I am standing inside what is probably the most interesting and unusual building in Australia, bar none! It is certainly unique in the world, being the only one of its type left, although there were many others erected around Southern and Western Australia during WW2 when they were used as temporary storage for wheat, which could not be exported at the time.
It is BIG. In Imperial terms it is nearly 900ft long, 200ft wide and about 60ft high in the centre, with the entire roof supported on slender mountain ash poles straight from the bush. There are an incredible 560 poles inside, so you can appreciated the adopted name of this building – the Murtoa Stick Shed.
This shed, built in 1941, is the largest rustically-built structure in the world. It is currently under protection from Heritage Victoria (since 1992), and is noted in the Australian heritage listings for many, and varied, excellent reasons. Principally, its construction method is unique to Australia, and it also represents a huge leap forward in the handling of harvested crops, with the monumental change from bags to bulk handling. How the poor farmers must have enjoyed that! It employed trucks, elevators, conveyor belts and other ‘modern’ machinery to move wheat. However, the practical structural aspects pale into significance compared to its aesthetics! Its interior presents a fabulous experience, which, once viewed, is never forgotten. A massive forest of trees with a soaring overhead, vaulted canopy produces subdued natural lighting, and gives the impression of a huge empty natural space, with considerable religious overtones. The sheer volume of the structure is certainly impressive, and the two and one half acres of under-cover concrete floor is expansive in the extreme. It is both HUGE and peacefully QUIET, with wonderful acoustics! An amazing and indeed, unique experience, akin to some European cathedrals, but with so much more ethereal and natural characteristics - and MUCH larger!
The whole building however, is flexible in design to allow for the varying stresses of being filled gradually with wheat, using the in-built conveyer belt inside its highest point. The entire roof structure is tied to the vertical poles using only metal straps, which allows considerable movement. This is never more obvious than being inside during high winds - the whole building creaks and groans like a living thing. A total lack of maintenance over the last 20 years has unfortunately resulted in much damage, both internal and external, with two very large holes in the roof at present, many broken or damaged poles and other roof misalignments. All repairable of course.

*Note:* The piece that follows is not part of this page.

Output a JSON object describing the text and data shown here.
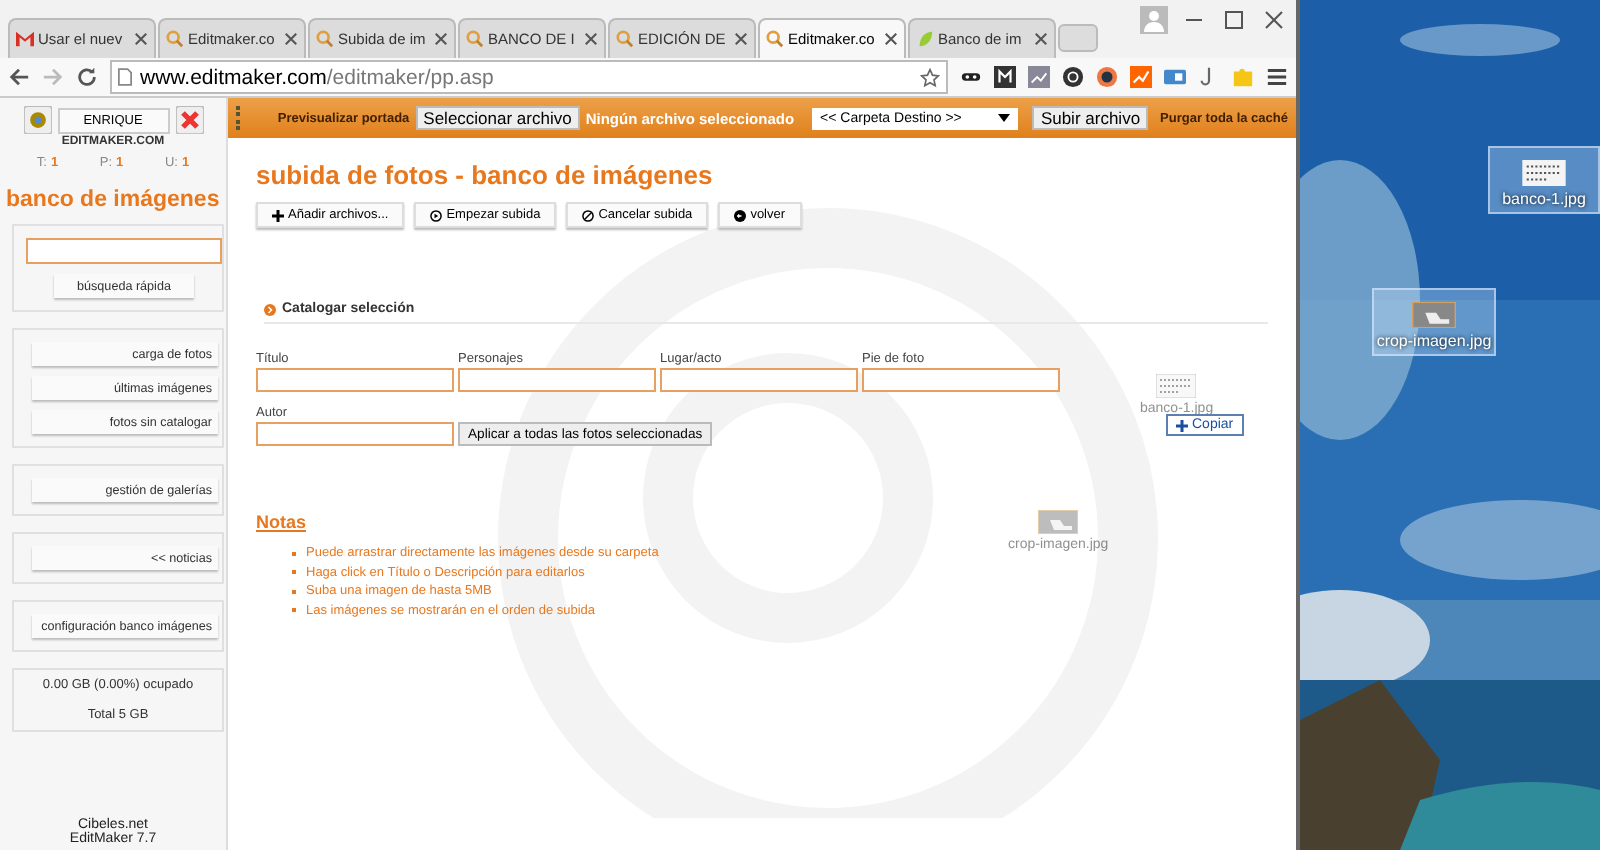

The Stick Shed was the first one of its type built, and survived largely due to its concrete floor, which allowed it to remain in service long after other sheds, as they had tin floors which were prone to infestations of vermin and other wheat diseases. It was last used to hold wheat in 1989-90. It holds around 100,000 tons of wheat. The roofline is sloped to the same angle a pile of wheat forms naturally, and the shed was filled almost completely up to the roof when full. It is attached at one end to a massive concrete structure which houses the elevator. This elevator raised the wheat to the level of the top conveyor belt which ran the full length of the roof peak and dropped the wheat off the sides. It was emptied in reverse largely, with side conveyor belts. The mail Melbourne-Adelaide rail is adjacent the elevator, which allowed both emptying and filling from this source, although in recent years most wheat is trucked away via the nearby Wimmera Highway, which also runs through Murtoa.
The Stick Shed has featured on the 1994 Heritage Victoria poster/calendar and in countless articles about Australia’s heritage since then. It is probably better known and appreciated outside the immediate area, where there has been a long history of rejection, mainly due to its location within a major wheat handling facility - the largest inland one in Australia.
I see it as the potential saviour of Tourism in the whole Wimmera area, as this building alone has the ability to not only put itself on the Victorian Heritage list, but the Australian one too. It has endless possibilities for usage due to its enormous undercover area, and the interest by many others to simply view and experience its amazing interior. It should become an icon for the farming community who built and used it during a time when few male farmers were still on the land. It has served the people well and can do so in an entirely different way for many years to come.
I think the pictures say it all... the first 3 are recent, the others from the 1990s.
If you are as impressed as I am with this building, let me know, as support for it locally is surprisingly limited, and our small group of supporters would love to hear from you. The main part of the building is currently ‘owned’ by the Victorian Government Property Group, part of DSE. There is supposed to be restoration work taking place this year, but nothing has as yet happened. It could easily languish forever and finally become irrepairable eventually.
To the great credit and persistence of Heritage Victoria (and especially Martin Zweep, in difficult circumstances, during and after completion of the project) the repair work has finally been completed and the Stick Shed is now in a reasonable state again. A wonderfully understated, but straight exterior again, which fully belies the sight within.
It has given me great personal satisfaction to receive the countless emails recently from potential visitors, well-wishers and supporters of the cause.
The Murtoa Stick Shed should now become what it always should have been - a massive tourist attraction for the Wimmera and Victoria, located in the very heart of the area it was built to serve. It can now serve us all again, hopefully for many years to come.
The Stick Shed is not open to the general public, and will only be open at special times.
PO 77 Murtoa 3390
Ph 03 53852422